* [Aim of the task]
Each entry has to be given again in its exact wording, and no picture may appear in the result.
——
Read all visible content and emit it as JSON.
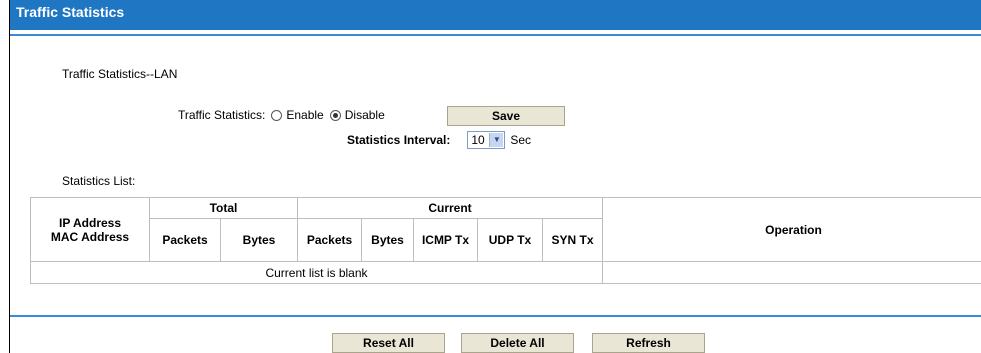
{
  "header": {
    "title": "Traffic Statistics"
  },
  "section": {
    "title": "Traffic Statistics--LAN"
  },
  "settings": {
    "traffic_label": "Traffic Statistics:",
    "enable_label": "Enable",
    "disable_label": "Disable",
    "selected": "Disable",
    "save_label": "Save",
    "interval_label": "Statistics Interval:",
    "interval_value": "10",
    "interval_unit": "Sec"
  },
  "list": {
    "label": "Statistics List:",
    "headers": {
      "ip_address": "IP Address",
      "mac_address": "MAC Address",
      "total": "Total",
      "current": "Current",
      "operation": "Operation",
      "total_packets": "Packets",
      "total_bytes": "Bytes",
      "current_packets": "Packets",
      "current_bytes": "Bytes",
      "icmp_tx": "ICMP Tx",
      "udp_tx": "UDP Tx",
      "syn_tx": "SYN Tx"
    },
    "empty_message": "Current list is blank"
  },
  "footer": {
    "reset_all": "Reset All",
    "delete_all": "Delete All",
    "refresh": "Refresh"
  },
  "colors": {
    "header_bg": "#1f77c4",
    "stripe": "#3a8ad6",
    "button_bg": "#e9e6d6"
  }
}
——
* [Exercise result]
Read all visible content and emit it as JSON.
{
  "header": {
    "title": "Traffic Statistics"
  },
  "section": {
    "title": "Traffic Statistics--LAN"
  },
  "settings": {
    "traffic_label": "Traffic Statistics:",
    "enable_label": "Enable",
    "disable_label": "Disable",
    "selected": "Disable",
    "save_label": "Save",
    "interval_label": "Statistics Interval:",
    "interval_value": "10",
    "interval_unit": "Sec"
  },
  "list": {
    "label": "Statistics List:",
    "headers": {
      "ip_address": "IP Address",
      "mac_address": "MAC Address",
      "total": "Total",
      "current": "Current",
      "operation": "Operation",
      "total_packets": "Packets",
      "total_bytes": "Bytes",
      "current_packets": "Packets",
      "current_bytes": "Bytes",
      "icmp_tx": "ICMP Tx",
      "udp_tx": "UDP Tx",
      "syn_tx": "SYN Tx"
    },
    "empty_message": "Current list is blank"
  },
  "footer": {
    "reset_all": "Reset All",
    "delete_all": "Delete All",
    "refresh": "Refresh"
  },
  "colors": {
    "header_bg": "#1f77c4",
    "stripe": "#3a8ad6",
    "button_bg": "#e9e6d6"
  }
}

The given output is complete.